# YOUR OBJECTIVE
Only the number is needed: how many lines of the entries below contain the word "value".

┌─ SOURCE INFORMATION

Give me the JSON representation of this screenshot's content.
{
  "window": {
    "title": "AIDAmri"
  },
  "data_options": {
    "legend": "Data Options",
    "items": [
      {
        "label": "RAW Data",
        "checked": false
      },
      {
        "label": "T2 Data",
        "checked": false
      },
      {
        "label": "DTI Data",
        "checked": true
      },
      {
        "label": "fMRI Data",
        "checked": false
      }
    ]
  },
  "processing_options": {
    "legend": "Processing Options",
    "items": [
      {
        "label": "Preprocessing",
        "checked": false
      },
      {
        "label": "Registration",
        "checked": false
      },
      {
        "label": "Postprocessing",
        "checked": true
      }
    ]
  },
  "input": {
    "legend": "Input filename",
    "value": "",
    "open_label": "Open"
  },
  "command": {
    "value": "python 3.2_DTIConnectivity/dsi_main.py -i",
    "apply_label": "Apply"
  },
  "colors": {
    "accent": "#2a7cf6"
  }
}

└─

# RESPONSE FOR THIS EXERCISE
2